 The jury awarded the Beneficiary $164,586 on the breach of contract claim. See Arellano, 25 Ariz. at 376, 332 P.3d at 602.
 A.R.S. § 12-341.01(A) ("In any contested action arising out of a contract, express or implied, the court may award the successful party reasonable attorney fees.").
 Arellano, 235 Ariz. at 379, 332 P.3d at 605; see also RAJI (Civil) 5th at Bad Faith 7 (First-Party) Measure of Damages (2013) (monetary loss).
 Arellano, 235 Ariz. at 379-380, 332 P.3d at 605-606. Arellano reasoned that, pursuant to ARCP 49(c), if the Beneficiary believed the verdict was inconsistent, defective or nonresponsive because the jury did not include unpaid policy benefits in bad faith compensatory damages, then she should have moved for resubmission of the case to the jury before the trial court excused the jurors.
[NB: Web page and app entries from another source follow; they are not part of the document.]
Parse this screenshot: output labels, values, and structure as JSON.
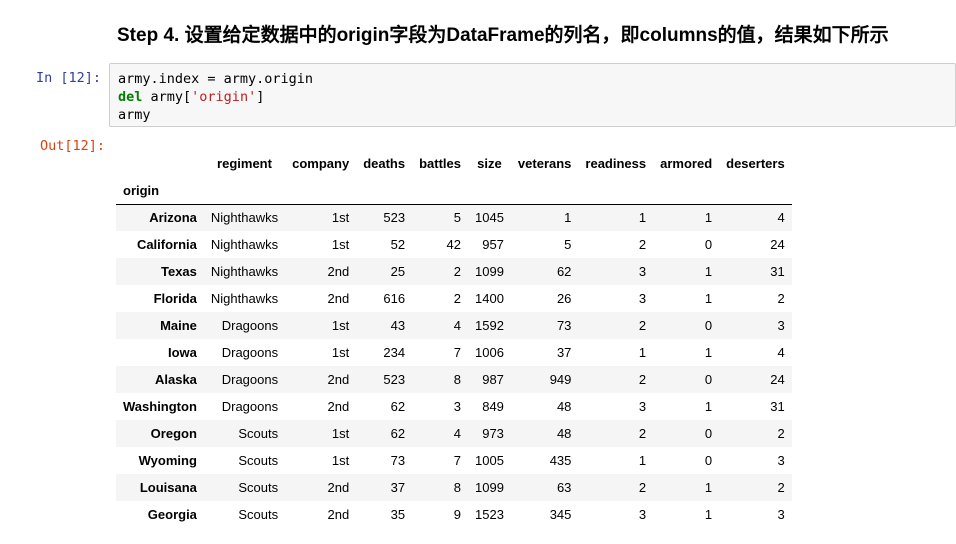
{
  "heading": "Step 4. 设置给定数据中的origin字段为DataFrame的列名，即columns的值，结果如下所示",
  "in_prompt": "In  [12]:",
  "out_prompt": "Out[12]:",
  "code": {
    "line1": "army.index = army.origin",
    "line2_kw": "del",
    "line2_mid": " army[",
    "line2_str": "'origin'",
    "line2_end": "]",
    "line3": "army"
  },
  "table": {
    "index_name": "origin",
    "columns": [
      "regiment",
      "company",
      "deaths",
      "battles",
      "size",
      "veterans",
      "readiness",
      "armored",
      "deserters"
    ],
    "rows": [
      {
        "index": "Arizona",
        "values": [
          "Nighthawks",
          "1st",
          "523",
          "5",
          "1045",
          "1",
          "1",
          "1",
          "4"
        ]
      },
      {
        "index": "California",
        "values": [
          "Nighthawks",
          "1st",
          "52",
          "42",
          "957",
          "5",
          "2",
          "0",
          "24"
        ]
      },
      {
        "index": "Texas",
        "values": [
          "Nighthawks",
          "2nd",
          "25",
          "2",
          "1099",
          "62",
          "3",
          "1",
          "31"
        ]
      },
      {
        "index": "Florida",
        "values": [
          "Nighthawks",
          "2nd",
          "616",
          "2",
          "1400",
          "26",
          "3",
          "1",
          "2"
        ]
      },
      {
        "index": "Maine",
        "values": [
          "Dragoons",
          "1st",
          "43",
          "4",
          "1592",
          "73",
          "2",
          "0",
          "3"
        ]
      },
      {
        "index": "Iowa",
        "values": [
          "Dragoons",
          "1st",
          "234",
          "7",
          "1006",
          "37",
          "1",
          "1",
          "4"
        ]
      },
      {
        "index": "Alaska",
        "values": [
          "Dragoons",
          "2nd",
          "523",
          "8",
          "987",
          "949",
          "2",
          "0",
          "24"
        ]
      },
      {
        "index": "Washington",
        "values": [
          "Dragoons",
          "2nd",
          "62",
          "3",
          "849",
          "48",
          "3",
          "1",
          "31"
        ]
      },
      {
        "index": "Oregon",
        "values": [
          "Scouts",
          "1st",
          "62",
          "4",
          "973",
          "48",
          "2",
          "0",
          "2"
        ]
      },
      {
        "index": "Wyoming",
        "values": [
          "Scouts",
          "1st",
          "73",
          "7",
          "1005",
          "435",
          "1",
          "0",
          "3"
        ]
      },
      {
        "index": "Louisana",
        "values": [
          "Scouts",
          "2nd",
          "37",
          "8",
          "1099",
          "63",
          "2",
          "1",
          "2"
        ]
      },
      {
        "index": "Georgia",
        "values": [
          "Scouts",
          "2nd",
          "35",
          "9",
          "1523",
          "345",
          "3",
          "1",
          "3"
        ]
      }
    ]
  }
}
Id. (citing Trustmark Ins. Co. v. Bank One, Ariz., NA, 202 Ariz. 535, 543, 48 P.3d 485, 493 (App.2002) (when a verdict is manifestly irregular or defective, the trial court has the power to correct a verdict in a manner that conforms to the jury's intent, if the jury's intent can be ascertained with certainty) (S. Pac. R.R. Co. v. Mitchell, 80 Ariz. 50, 66, 292 P.2d, 827, 837 (1956)). In Arellano, however, the Beneficiary failed to invoke ARCP 49(c) to allow the trial court to clarify the jury's intent and resubmit the issue to the jury, if necessary. See Arellano 235 Ariz. at 380, 332 P.3d at 606. Thus, the Court of Appeals did not know why the jury omitted unpaid policy benefits from bad faith damages. Id.
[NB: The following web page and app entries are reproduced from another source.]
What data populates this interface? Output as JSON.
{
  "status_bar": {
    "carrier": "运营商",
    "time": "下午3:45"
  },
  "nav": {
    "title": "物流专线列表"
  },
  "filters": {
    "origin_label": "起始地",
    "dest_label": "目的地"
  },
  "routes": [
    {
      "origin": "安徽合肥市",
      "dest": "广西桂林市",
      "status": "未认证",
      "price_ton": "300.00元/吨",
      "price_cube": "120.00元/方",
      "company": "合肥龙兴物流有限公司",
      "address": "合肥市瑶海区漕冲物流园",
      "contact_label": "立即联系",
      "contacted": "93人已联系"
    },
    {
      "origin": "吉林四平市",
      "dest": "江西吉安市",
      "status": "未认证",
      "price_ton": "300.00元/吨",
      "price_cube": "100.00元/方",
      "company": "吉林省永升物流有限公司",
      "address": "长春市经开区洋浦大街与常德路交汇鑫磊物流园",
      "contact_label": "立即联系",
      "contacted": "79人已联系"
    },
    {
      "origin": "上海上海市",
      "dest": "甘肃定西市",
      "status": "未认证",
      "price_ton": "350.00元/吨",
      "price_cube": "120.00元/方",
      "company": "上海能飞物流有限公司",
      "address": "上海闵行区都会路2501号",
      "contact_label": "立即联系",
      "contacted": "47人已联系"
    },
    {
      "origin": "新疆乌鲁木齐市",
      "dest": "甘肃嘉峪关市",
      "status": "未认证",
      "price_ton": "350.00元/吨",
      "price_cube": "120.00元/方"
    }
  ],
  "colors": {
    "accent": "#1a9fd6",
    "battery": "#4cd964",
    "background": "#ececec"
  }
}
 A.R.S. § 20-456(B) ("the director [of the Arizona Department of Insurance] may also impose a civil penalty of not more than one thousand dollars for each act or violation but not to exceed an aggregate penalty of ten thousand dollars unless the person intentionally violates any section enumerated in this subsection, in which case the director may impose a civil penalty of up to five thousand dollars for each act or violation but not to exceed an aggregate penalty of fifty thousand dollars in any six month period.").
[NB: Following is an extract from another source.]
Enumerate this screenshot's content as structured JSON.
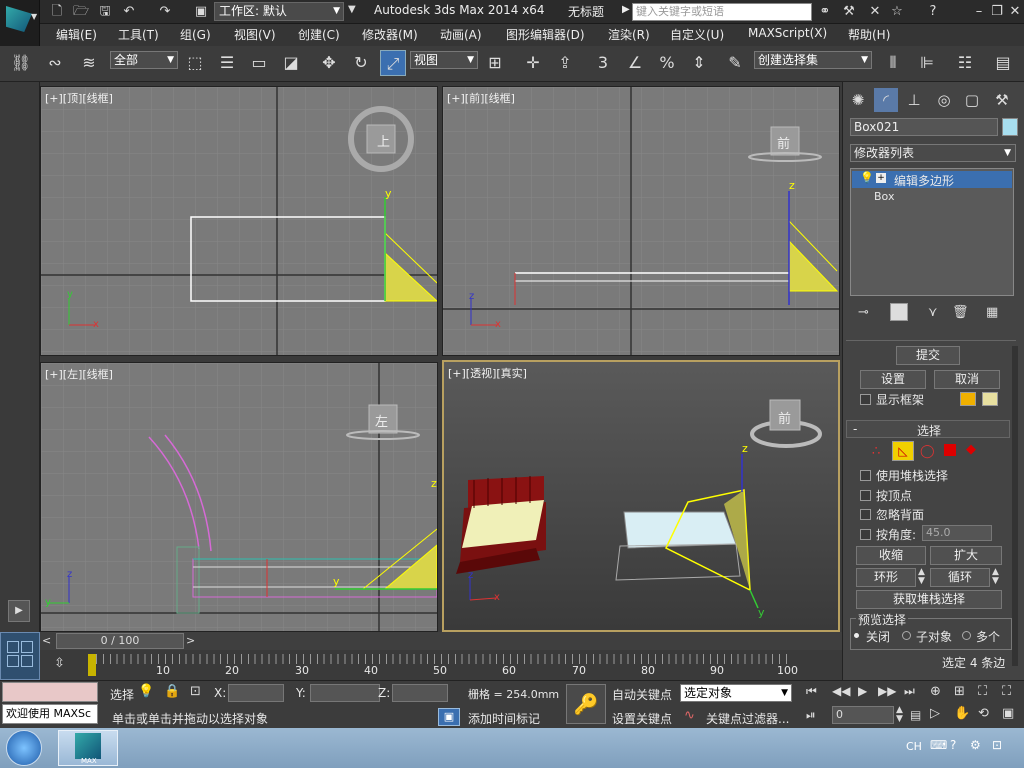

 Arellano, 235 Ariz. at 380, 332 P.3d at 606.
 In Nardelli, the Court of Appeals concluded the insurer's "misconduct fell within the low to, at most, middle range of the reprehensibility scale." Nardelli, 230 Ariz. at 611, 277 P.3d at 808.
 For example, an insured might allege an insurer's conduct caused physical harm by alleging that an insurer's lowball offers and delayed payment of underinsured motorist benefits caused her to endure unnecessary pain and suffering or caused permanent physical injury.